For the past couple of weeks I've been writing a utility to search through code quickly. I'm doing this because at work, some large dependencies got tossed in extern, making ack and grep pretty slow. At first I tried to make them faster (creating aliases to ignore certain files), but I soon gave up and started writing my own thing.

Grep is slow because it doesn't ignore files by default. Ack is slow because it's written in Perl. So I'm writing it in C, using libpcre for the regex matching. So far it's about 3x faster than ack and 10x faster than grep. With ... (read more)

0Bugmaster10yHave you considered existing solutions, such as Krugle [http://www.krugle.com/products/krugle-basic.html], or IntelliJ and Eclipse's built-in tools or plugins [http://grepcode.com/faq] (assuming you're coding in Java or Python or whatever else Eclipse supports) ? If so, what were their major deficiencies, and how is your solution better ? The reason I'm asking is because, well, I'm a selfish bastard who doesn't feel like implementing his own code search engine, so I might as well use yours :-)
0AngryParsley10yI've tried Eclipse's search before, and it's way too slow for my needs. Also, the Eclipse UI has a lot of annoyances since it's not a native OS X application. It doesn't obey my keyboard map, for example. I haven't seen grepcode before, but it looks like it builds an index. That's a non-starter for me, since code often changes and I don't want to wait for an index to get rebuilt before searching. If the tool silently rebuilds the index in the background, it's even worse. Then I don't know if the search results are correct or not.
0jimrandomh10yIt doesn't have to mean that. It could respond to your search by walking the directory structure checking last-modification times, comparing them against its index, and updating anything that's been modified.
0Bugmaster10yI see, that makes sense, but I think that you might be better off with a hybrid approach: build an index first, and do real-time search on all files that have been changed, and thus haven't been [re-]indexed yet. I'm not sure if any of the existing systems do that, but it's worth checking out. Of course, if your codebase is relatively small, performance won't be much of a problem...
0AngryParsley8yAn update for those who are curious: Ag [https://github.com/ggreer/the_silver_searcher] is now the 11th most-starred C repository on GitHub. It's more popular than memcached [https://github.com/memcached/memcached] or Arduino [https://github.com/arduino/Arduino]. It will soon surpass XBMC [https://github.com/xbmc/xbmc] to become #10. People freakin' love it.

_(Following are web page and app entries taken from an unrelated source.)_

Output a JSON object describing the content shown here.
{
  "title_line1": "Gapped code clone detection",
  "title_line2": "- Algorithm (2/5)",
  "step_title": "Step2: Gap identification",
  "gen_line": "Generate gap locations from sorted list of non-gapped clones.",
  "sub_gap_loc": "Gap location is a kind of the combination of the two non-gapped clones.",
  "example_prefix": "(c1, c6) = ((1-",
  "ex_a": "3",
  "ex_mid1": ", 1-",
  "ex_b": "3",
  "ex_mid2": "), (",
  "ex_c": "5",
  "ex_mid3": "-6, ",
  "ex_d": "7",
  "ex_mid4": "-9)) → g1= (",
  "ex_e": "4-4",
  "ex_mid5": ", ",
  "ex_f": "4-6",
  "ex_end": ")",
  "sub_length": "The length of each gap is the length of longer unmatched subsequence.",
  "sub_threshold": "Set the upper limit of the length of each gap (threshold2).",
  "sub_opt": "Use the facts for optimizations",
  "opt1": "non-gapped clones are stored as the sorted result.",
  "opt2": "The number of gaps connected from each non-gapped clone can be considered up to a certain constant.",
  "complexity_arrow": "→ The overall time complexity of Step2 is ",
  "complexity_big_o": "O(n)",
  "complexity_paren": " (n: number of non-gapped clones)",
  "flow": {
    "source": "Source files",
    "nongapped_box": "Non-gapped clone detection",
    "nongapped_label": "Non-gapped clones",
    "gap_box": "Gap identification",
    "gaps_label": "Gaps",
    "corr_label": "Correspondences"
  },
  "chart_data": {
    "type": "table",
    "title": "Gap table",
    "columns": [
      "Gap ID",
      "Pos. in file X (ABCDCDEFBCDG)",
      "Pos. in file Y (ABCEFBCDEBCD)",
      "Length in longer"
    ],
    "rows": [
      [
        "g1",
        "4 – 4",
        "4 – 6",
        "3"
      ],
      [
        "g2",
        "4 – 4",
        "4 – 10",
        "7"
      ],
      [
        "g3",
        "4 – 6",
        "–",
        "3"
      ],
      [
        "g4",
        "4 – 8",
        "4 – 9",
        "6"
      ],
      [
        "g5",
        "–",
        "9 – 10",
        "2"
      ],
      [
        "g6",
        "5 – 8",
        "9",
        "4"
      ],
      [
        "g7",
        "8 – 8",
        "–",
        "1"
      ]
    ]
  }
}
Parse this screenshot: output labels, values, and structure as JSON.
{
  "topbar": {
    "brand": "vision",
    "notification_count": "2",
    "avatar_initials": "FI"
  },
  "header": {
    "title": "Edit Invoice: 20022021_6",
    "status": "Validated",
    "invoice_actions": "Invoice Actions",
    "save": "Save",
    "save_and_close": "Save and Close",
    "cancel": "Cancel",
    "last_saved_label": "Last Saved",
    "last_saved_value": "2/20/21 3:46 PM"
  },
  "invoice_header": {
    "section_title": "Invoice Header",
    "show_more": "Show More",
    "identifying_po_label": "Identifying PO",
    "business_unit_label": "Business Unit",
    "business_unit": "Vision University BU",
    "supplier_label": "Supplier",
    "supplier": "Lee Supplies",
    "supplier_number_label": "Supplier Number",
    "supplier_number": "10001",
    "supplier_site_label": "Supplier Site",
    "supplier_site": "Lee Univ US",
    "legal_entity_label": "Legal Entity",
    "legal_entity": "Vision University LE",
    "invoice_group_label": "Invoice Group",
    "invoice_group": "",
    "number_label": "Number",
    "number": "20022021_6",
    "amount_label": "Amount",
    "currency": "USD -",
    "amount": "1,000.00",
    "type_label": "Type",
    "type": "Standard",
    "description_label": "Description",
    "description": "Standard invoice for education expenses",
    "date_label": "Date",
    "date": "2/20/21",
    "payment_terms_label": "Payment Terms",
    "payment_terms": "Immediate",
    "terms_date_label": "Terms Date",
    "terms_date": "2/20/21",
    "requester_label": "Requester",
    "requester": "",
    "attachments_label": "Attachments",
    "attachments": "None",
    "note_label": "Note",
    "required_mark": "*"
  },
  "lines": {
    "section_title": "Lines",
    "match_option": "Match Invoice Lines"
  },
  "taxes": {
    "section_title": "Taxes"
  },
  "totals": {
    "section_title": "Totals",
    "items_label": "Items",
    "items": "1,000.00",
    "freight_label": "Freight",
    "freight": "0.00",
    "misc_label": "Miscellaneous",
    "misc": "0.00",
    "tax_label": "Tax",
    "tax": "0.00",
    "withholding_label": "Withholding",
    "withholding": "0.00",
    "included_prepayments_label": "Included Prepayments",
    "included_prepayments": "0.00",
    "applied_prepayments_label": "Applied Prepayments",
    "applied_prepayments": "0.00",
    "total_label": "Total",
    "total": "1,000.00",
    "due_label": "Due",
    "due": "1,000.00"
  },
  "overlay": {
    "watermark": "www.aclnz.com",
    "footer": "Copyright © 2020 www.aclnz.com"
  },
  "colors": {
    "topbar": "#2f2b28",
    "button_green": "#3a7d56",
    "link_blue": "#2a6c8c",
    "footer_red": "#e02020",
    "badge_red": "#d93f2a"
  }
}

Aside from taking finals, finishing final projects, and the usual end of semester blather, I'm working on - ahem - going to start working on turning my recently defended master's thesis in statistics into a journal article or two. Essentially, I'm introducing a new methodology for analyzing a set of rather complicated economic experiments (complicated as far as economic experiments go anyway). The methodology is finished aside from a few tweaks I want to make to the model, but getting everything into a distilled, presentable form for economists to read is the next challenge.

I'm working on my Python skills: I've done the first 11 Project Euler problems.

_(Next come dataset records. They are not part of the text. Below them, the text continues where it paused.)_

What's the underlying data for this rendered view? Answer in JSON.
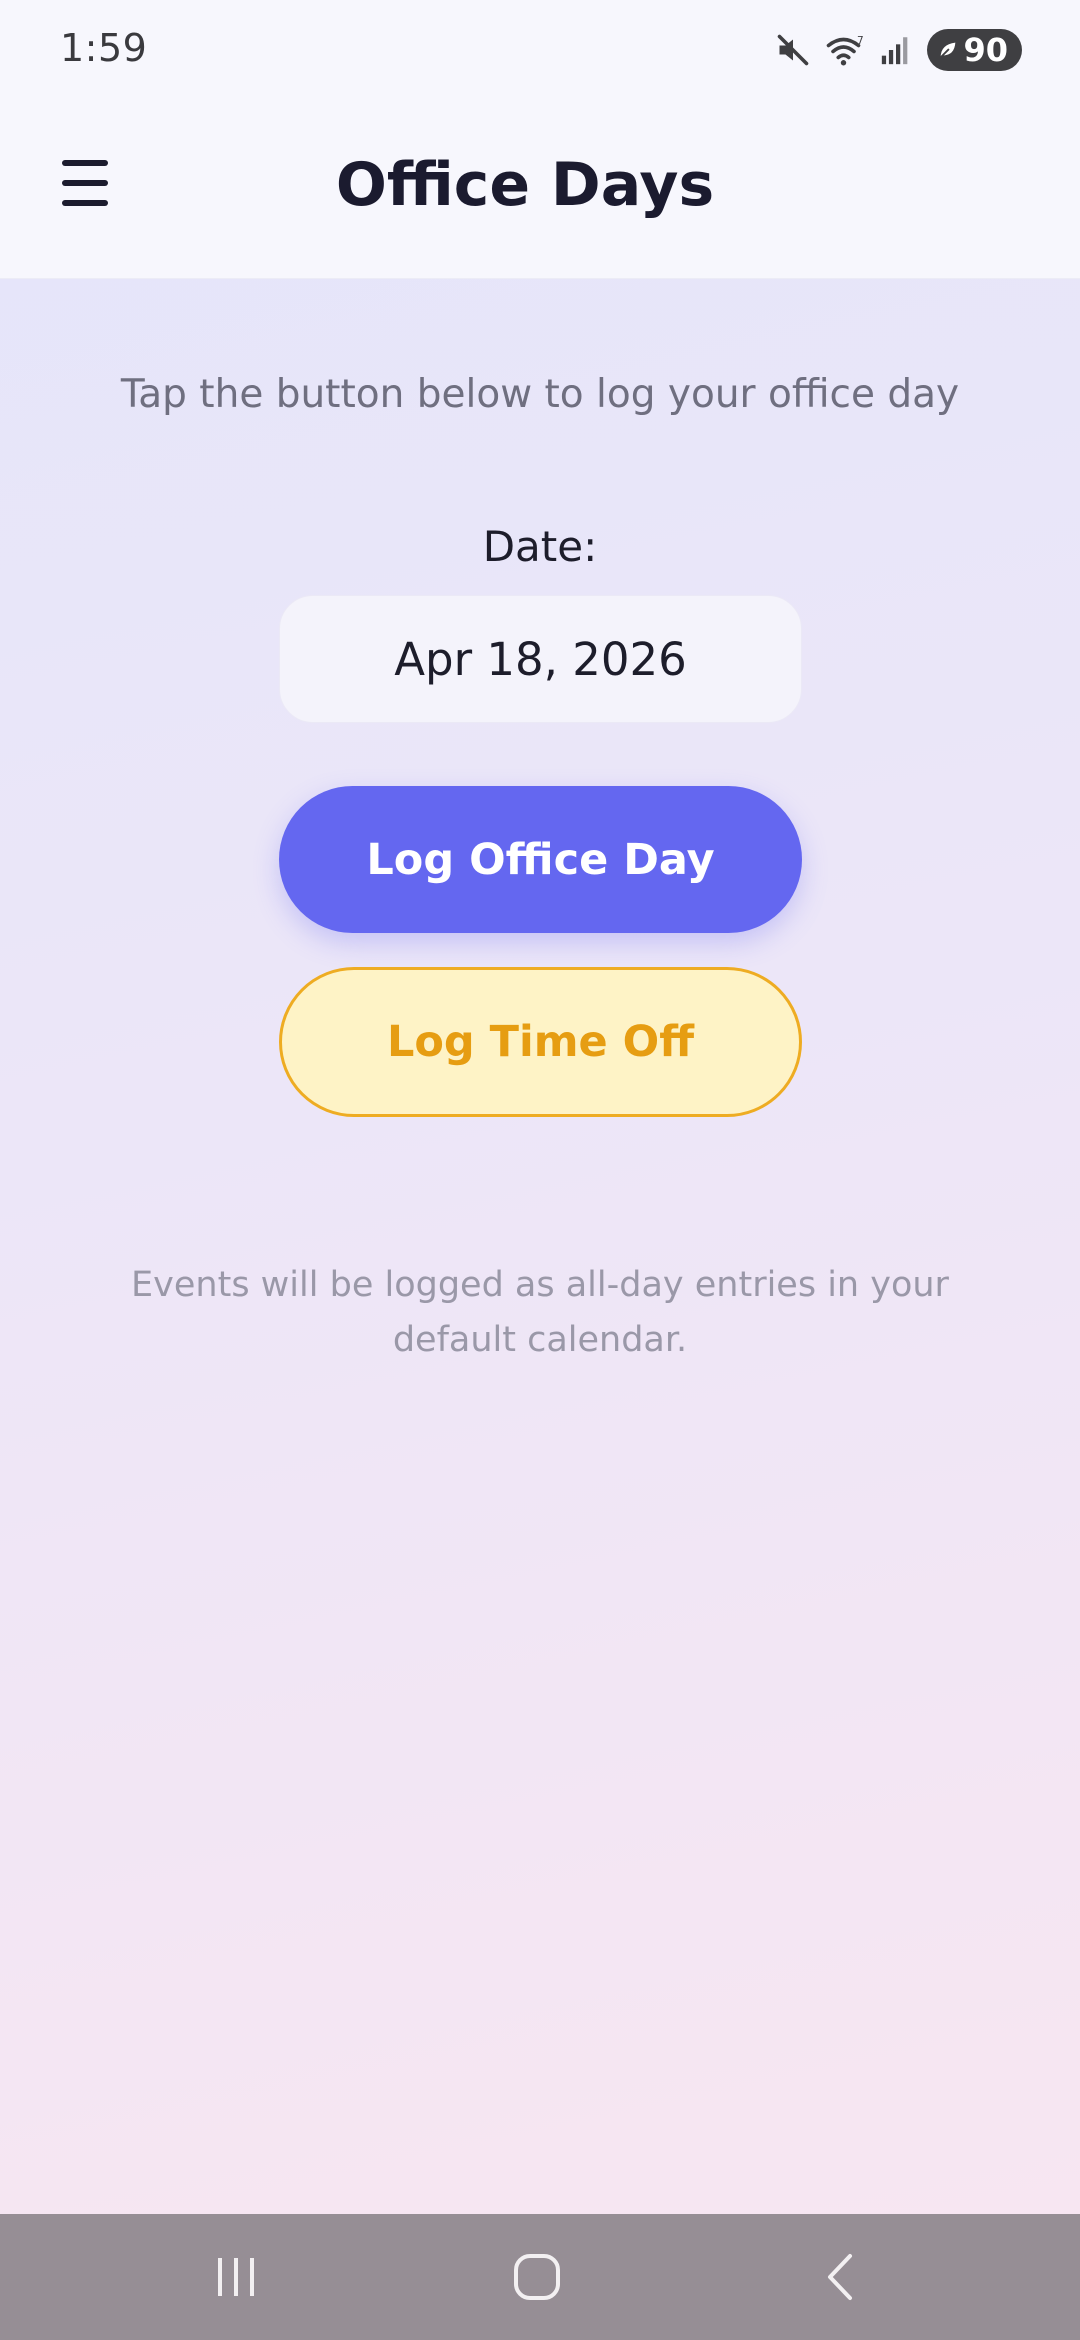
{
  "status_bar": {
    "time": "1:59",
    "battery_level": "90",
    "icons": [
      "mute-icon",
      "wifi-icon",
      "signal-icon",
      "battery-icon"
    ]
  },
  "app_bar": {
    "menu_icon": "hamburger-menu-icon",
    "title": "Office Days"
  },
  "main": {
    "instruction": "Tap the button below to log your office day",
    "date_label": "Date:",
    "date_value": "Apr 18, 2026",
    "primary_button_label": "Log Office Day",
    "secondary_button_label": "Log Time Off",
    "footnote": "Events will be logged as all-day entries in your default calendar."
  },
  "nav_bar": {
    "buttons": [
      "recent-apps-icon",
      "home-icon",
      "back-icon"
    ]
  },
  "colors": {
    "primary": "#6467f0",
    "secondary_bg": "#fef3c6",
    "secondary_text": "#e69d12",
    "secondary_border": "#eeac22",
    "title_text": "#1b1b2f"
  }
}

The research project that I did over the past year is finished, and I've submitted it for publication in DNA and Cell Biology. It's a study on the effect of mortality rate on the rate of evolution in a simulated population (wrote the simulation myself, also in Python).

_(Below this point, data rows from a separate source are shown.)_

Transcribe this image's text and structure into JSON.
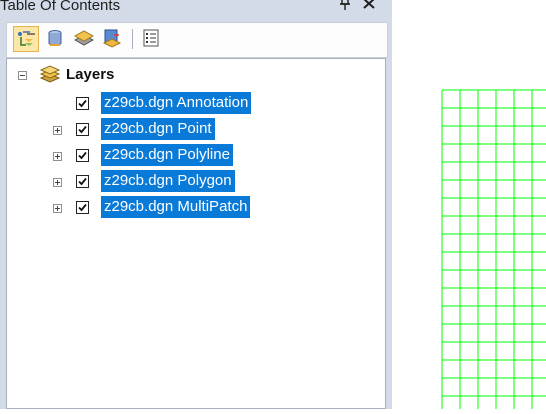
{
  "window": {
    "title": "Table Of Contents",
    "pin_glyph": "⊥",
    "close_glyph": "×"
  },
  "toolbar": {
    "buttons": [
      {
        "name": "list-by-drawing-order",
        "icon": "layers-list-icon",
        "active": true
      },
      {
        "name": "list-by-source",
        "icon": "database-icon",
        "active": false
      },
      {
        "name": "list-by-visibility",
        "icon": "visibility-layers-icon",
        "active": false
      },
      {
        "name": "list-by-selection",
        "icon": "selection-icon",
        "active": false
      },
      {
        "name": "options",
        "icon": "options-list-icon",
        "active": false
      }
    ]
  },
  "tree": {
    "group": {
      "label": "Layers",
      "expanded": true
    },
    "layers": [
      {
        "label": "z29cb.dgn Annotation",
        "checked": true,
        "expandable": false
      },
      {
        "label": "z29cb.dgn Point",
        "checked": true,
        "expandable": true
      },
      {
        "label": "z29cb.dgn Polyline",
        "checked": true,
        "expandable": true
      },
      {
        "label": "z29cb.dgn Polygon",
        "checked": true,
        "expandable": true
      },
      {
        "label": "z29cb.dgn MultiPatch",
        "checked": true,
        "expandable": true
      }
    ]
  },
  "map": {
    "grid_color": "#00ff00",
    "background": "#ffffff"
  },
  "colors": {
    "selection": "#0a7ad9",
    "panel": "#d4dbe8"
  }
}
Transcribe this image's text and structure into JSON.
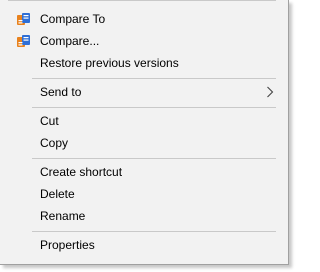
{
  "menu": {
    "groups": [
      {
        "items": [
          {
            "label": "Compare To",
            "icon": "compare-app-icon"
          },
          {
            "label": "Compare...",
            "icon": "compare-app-icon"
          },
          {
            "label": "Restore previous versions"
          }
        ]
      },
      {
        "items": [
          {
            "label": "Send to",
            "submenu_icon": "chevron-right-icon"
          }
        ]
      },
      {
        "items": [
          {
            "label": "Cut"
          },
          {
            "label": "Copy"
          }
        ]
      },
      {
        "items": [
          {
            "label": "Create shortcut"
          },
          {
            "label": "Delete"
          },
          {
            "label": "Rename"
          }
        ]
      },
      {
        "items": [
          {
            "label": "Properties"
          }
        ]
      }
    ],
    "colors": {
      "background": "#f2f2f2",
      "separator": "#c9c9c9",
      "border": "#a0a0a0",
      "icon_orange": "#e8821e",
      "icon_blue": "#2f6fd6"
    }
  }
}
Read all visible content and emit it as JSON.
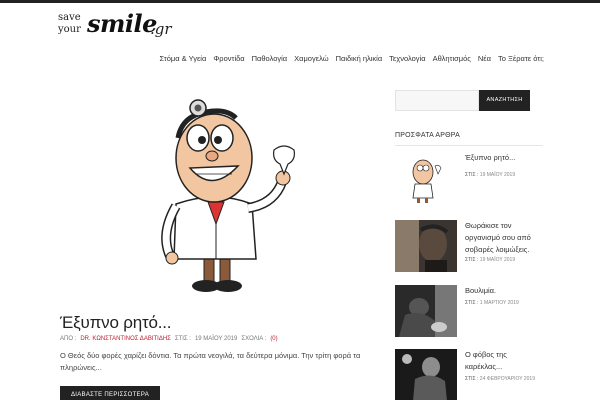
{
  "logo": {
    "line1": "save",
    "line2": "your",
    "big": "smile",
    "tld": ".gr"
  },
  "nav": [
    "Στόμα & Υγεία",
    "Φροντίδα",
    "Παθολογία",
    "Χαμογελώ",
    "Παιδική ηλικία",
    "Τεχνολογία",
    "Αθλητισμός",
    "Νέα",
    "Το Ξέρατε ότι;"
  ],
  "post": {
    "title": "Έξυπνο ρητό...",
    "meta_author_label": "ΑΠΟ :",
    "author": "DR. ΚΩΝΣΤΑΝΤΙΝΟΣ ΔΑΒΙΤΙΔΗΣ",
    "meta_date_label": "ΣΤΙΣ :",
    "date": "19 ΜΑΪΟΥ 2019",
    "meta_comments_label": "ΣΧΟΛΙΑ :",
    "comments": "(0)",
    "excerpt": "Ο Θεός δύο φορές χαρίζει δόντια. Τα πρώτα νεογιλά, τα δεύτερα μόνιμα. Την τρίτη φορά τα πληρώνεις...",
    "readmore": "ΔΙΑΒΑΣΤΕ ΠΕΡΙΣΣΟΤΕΡΑ"
  },
  "search": {
    "placeholder": "",
    "button": "ΑΝΑΖΗΤΗΣΗ"
  },
  "sidebar": {
    "heading": "ΠΡΟΣΦΑΤΑ ΑΡΘΡΑ",
    "items": [
      {
        "title": "Έξυπνο ρητό...",
        "date_label": "ΣΤΙΣ :",
        "date": "19 ΜΑΪΟΥ 2019"
      },
      {
        "title": "Θωράκισε τον οργανισμό σου από σοβαρές λοιμώξεις.",
        "date_label": "ΣΤΙΣ :",
        "date": "19 ΜΑΪΟΥ 2019"
      },
      {
        "title": "Βουλιμία.",
        "date_label": "ΣΤΙΣ :",
        "date": "1 ΜΑΡΤΙΟΥ 2019"
      },
      {
        "title": "Ο φόβος της καρέκλας...",
        "date_label": "ΣΤΙΣ :",
        "date": "24 ΦΕΒΡΟΥΑΡΙΟΥ 2019"
      }
    ]
  },
  "colors": {
    "accent": "#222222",
    "meta_highlight": "#bb2233"
  }
}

Finished college applications, one acceptance and two deferrals so far.

Steadily working my way through my pile of unread books.

Learning Programming: Efforts are desperate but with a focus on C. I've been reading through K&R and I'm at arrays and pointers. When I'm confused on need help I pick up either Code: The Hidden Language of Computer Hardware for its treatment of bit-wise operations and its general lucidity or C Primer Plus which assumes you are five and takes thirty pages to do what K&R does in a paragraph but if you're stuck it's better to scan those thirty pages for the sticking point and where they make it explicit. My first course CS is Programming C next semest... (read more)